## Required action
Please filter the entries and return only the lines that include "Password".

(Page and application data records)
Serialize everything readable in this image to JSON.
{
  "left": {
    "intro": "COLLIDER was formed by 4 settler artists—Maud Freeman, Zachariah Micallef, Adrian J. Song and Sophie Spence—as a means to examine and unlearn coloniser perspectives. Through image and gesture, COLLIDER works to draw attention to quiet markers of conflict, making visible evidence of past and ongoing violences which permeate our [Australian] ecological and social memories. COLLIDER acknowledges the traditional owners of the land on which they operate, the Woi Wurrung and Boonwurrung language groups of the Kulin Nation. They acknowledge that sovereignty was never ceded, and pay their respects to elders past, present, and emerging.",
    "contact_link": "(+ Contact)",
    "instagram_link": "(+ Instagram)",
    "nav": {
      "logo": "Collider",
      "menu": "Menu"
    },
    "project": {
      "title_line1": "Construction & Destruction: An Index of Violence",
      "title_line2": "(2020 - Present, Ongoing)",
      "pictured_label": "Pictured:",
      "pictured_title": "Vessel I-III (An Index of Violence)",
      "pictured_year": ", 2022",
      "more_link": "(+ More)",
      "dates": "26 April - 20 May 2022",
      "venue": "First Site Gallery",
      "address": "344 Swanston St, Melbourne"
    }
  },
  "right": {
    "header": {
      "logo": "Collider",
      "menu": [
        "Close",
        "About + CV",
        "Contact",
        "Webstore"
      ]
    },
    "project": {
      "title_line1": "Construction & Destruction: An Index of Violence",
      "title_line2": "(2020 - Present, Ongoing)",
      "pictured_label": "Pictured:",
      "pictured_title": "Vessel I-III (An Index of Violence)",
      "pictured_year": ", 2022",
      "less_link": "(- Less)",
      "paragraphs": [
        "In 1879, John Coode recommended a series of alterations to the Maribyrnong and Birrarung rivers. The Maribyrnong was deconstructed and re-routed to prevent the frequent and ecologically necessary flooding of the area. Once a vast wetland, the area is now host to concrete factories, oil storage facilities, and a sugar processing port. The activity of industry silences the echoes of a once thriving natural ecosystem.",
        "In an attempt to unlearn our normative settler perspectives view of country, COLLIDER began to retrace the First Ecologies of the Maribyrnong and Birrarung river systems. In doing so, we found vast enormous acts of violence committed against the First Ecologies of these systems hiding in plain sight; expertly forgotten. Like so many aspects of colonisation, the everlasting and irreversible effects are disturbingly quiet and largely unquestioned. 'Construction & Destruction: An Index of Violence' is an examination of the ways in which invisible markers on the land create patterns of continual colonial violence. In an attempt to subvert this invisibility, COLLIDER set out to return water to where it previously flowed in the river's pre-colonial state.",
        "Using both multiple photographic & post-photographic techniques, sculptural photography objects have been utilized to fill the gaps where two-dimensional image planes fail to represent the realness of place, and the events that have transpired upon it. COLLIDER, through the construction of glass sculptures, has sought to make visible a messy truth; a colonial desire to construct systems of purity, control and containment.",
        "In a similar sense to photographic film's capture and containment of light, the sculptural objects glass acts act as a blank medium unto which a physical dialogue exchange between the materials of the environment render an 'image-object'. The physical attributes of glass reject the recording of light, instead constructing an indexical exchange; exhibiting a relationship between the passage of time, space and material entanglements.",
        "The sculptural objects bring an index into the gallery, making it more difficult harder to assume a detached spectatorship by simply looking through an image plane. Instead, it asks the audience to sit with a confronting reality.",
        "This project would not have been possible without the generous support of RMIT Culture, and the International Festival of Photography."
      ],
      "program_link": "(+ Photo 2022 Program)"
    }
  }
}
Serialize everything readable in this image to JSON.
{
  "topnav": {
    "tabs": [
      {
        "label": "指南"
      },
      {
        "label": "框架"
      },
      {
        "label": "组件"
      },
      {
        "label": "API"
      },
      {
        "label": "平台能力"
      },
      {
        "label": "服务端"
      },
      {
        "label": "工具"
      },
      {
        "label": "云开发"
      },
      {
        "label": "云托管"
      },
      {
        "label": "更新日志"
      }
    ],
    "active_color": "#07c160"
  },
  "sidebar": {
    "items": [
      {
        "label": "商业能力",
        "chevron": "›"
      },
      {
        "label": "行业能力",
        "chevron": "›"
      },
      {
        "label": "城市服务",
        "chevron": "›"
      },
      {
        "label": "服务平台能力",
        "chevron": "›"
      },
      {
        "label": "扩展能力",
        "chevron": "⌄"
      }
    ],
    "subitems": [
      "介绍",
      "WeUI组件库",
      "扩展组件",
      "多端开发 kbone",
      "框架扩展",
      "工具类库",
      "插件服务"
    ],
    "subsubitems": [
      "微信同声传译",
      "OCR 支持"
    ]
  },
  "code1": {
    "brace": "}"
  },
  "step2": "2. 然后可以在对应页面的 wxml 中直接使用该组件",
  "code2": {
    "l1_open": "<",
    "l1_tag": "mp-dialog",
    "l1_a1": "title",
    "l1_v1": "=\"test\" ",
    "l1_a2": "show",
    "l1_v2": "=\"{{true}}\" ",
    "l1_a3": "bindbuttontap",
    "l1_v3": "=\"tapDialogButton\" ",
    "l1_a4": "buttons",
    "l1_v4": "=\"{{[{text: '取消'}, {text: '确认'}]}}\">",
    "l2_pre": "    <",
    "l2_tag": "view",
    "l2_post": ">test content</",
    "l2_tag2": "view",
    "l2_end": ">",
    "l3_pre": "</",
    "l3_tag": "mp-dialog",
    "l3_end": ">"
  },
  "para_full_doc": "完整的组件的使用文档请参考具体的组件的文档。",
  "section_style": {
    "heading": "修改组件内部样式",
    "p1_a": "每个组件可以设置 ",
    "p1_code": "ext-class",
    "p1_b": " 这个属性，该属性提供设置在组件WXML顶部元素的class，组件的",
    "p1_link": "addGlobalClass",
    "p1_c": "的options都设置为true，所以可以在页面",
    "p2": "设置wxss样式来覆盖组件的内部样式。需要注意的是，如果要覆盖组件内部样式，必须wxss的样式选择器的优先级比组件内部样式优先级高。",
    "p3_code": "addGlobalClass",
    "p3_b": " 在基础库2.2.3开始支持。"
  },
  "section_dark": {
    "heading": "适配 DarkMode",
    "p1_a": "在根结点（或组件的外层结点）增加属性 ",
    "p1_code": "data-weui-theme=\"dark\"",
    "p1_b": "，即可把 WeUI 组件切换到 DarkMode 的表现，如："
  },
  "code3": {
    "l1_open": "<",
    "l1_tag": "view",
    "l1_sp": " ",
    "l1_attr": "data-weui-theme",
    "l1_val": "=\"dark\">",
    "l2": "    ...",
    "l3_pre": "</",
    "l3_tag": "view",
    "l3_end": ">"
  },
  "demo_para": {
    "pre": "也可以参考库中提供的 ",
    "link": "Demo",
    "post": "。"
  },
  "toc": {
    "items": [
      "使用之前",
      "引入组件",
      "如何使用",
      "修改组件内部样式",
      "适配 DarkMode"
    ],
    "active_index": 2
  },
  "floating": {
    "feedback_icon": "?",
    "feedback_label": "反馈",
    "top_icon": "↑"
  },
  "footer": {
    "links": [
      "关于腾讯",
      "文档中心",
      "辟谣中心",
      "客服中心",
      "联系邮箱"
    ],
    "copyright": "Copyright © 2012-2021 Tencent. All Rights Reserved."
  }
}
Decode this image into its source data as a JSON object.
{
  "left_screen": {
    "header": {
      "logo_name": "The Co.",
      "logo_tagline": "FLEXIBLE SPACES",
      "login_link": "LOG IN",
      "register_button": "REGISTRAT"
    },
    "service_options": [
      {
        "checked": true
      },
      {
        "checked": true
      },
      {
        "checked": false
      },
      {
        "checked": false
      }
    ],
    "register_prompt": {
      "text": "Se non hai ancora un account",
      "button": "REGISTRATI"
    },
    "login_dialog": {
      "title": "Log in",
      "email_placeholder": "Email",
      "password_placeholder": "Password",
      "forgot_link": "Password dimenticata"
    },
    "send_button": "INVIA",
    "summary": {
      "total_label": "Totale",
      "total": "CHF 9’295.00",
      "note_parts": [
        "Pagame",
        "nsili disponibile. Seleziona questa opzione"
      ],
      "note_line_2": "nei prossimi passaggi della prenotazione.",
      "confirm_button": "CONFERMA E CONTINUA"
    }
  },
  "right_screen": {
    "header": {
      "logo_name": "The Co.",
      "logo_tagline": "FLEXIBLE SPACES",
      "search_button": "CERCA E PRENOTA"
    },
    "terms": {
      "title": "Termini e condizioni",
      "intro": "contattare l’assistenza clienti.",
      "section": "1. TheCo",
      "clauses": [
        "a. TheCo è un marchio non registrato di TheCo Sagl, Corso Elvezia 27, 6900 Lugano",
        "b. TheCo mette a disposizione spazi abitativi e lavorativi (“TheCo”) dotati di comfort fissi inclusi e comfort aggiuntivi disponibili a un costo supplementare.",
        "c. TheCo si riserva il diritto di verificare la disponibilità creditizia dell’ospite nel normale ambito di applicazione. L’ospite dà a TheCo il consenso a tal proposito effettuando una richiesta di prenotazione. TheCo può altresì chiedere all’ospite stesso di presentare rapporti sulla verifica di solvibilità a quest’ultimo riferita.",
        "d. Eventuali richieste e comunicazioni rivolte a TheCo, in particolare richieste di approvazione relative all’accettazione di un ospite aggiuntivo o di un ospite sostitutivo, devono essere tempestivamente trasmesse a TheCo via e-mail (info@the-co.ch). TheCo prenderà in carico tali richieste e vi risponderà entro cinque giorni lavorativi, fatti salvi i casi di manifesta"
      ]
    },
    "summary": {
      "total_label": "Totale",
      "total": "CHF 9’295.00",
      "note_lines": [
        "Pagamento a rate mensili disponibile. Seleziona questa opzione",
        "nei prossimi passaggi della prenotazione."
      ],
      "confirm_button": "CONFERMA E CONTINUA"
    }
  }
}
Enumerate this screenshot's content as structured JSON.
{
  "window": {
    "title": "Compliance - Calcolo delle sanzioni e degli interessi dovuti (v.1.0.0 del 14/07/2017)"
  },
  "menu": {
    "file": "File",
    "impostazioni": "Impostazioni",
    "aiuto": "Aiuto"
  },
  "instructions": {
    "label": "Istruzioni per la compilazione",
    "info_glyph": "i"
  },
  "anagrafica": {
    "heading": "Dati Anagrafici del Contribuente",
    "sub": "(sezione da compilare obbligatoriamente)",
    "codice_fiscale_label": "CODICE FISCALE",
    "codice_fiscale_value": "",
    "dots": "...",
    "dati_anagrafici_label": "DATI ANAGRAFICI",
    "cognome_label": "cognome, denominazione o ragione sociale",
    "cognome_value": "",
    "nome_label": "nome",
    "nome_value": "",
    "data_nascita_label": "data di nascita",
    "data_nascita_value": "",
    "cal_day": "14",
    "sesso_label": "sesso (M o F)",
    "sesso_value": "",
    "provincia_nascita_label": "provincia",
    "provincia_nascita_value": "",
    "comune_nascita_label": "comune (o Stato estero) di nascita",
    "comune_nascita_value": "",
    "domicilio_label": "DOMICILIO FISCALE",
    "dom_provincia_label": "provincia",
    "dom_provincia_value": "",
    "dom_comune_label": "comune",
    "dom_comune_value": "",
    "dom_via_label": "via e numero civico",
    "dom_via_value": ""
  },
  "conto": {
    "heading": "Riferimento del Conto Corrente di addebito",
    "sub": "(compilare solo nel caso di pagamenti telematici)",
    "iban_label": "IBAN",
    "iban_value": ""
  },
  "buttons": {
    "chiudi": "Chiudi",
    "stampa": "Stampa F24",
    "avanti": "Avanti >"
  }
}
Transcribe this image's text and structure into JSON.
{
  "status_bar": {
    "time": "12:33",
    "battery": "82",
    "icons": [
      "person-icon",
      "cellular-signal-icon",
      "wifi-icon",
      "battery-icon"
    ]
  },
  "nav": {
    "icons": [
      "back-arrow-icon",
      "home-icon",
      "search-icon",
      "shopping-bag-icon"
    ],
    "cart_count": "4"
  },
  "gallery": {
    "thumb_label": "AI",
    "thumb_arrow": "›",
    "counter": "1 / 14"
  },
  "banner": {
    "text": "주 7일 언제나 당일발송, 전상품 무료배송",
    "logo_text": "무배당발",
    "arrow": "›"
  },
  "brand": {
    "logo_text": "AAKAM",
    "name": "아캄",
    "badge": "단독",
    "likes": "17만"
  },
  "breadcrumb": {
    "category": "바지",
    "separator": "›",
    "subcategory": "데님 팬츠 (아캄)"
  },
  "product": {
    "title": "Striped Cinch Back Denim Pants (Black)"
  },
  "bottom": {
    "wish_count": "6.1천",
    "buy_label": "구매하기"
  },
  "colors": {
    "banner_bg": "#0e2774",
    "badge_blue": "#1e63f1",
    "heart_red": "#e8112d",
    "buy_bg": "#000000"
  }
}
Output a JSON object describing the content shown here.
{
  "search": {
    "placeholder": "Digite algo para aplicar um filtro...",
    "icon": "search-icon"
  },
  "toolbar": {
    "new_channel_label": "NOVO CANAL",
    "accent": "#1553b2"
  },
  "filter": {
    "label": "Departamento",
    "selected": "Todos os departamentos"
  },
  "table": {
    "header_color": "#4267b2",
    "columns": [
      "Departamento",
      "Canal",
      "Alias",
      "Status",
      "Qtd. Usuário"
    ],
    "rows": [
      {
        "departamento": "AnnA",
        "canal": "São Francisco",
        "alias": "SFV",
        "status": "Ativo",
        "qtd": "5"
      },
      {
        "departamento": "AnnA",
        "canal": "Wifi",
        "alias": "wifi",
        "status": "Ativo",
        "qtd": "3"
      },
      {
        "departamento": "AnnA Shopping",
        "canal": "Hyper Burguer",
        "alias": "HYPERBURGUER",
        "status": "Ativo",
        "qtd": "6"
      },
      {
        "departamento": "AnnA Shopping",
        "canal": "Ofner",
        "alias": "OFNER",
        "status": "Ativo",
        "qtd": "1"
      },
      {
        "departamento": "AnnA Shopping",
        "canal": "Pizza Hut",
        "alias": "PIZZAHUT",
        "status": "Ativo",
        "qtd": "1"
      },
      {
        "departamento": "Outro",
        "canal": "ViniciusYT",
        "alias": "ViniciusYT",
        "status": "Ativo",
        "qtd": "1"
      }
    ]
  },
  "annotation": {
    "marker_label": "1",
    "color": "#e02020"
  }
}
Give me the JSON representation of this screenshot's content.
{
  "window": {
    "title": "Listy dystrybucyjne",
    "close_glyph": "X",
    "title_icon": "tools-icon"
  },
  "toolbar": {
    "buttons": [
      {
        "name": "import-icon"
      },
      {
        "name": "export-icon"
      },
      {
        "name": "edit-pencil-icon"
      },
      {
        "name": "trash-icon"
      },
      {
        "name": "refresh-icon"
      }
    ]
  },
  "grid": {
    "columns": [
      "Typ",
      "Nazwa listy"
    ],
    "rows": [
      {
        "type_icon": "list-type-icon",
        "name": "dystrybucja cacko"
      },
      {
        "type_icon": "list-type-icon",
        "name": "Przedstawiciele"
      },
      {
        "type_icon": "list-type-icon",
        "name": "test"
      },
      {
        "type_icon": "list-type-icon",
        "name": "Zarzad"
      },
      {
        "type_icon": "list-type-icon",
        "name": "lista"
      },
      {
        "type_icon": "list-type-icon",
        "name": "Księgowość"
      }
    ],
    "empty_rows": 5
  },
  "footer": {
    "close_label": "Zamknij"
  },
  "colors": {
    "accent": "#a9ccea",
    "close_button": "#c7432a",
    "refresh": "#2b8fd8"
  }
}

## Task response
      "password_placeholder": "Password",
      "forgot_link": "Password dimenticata"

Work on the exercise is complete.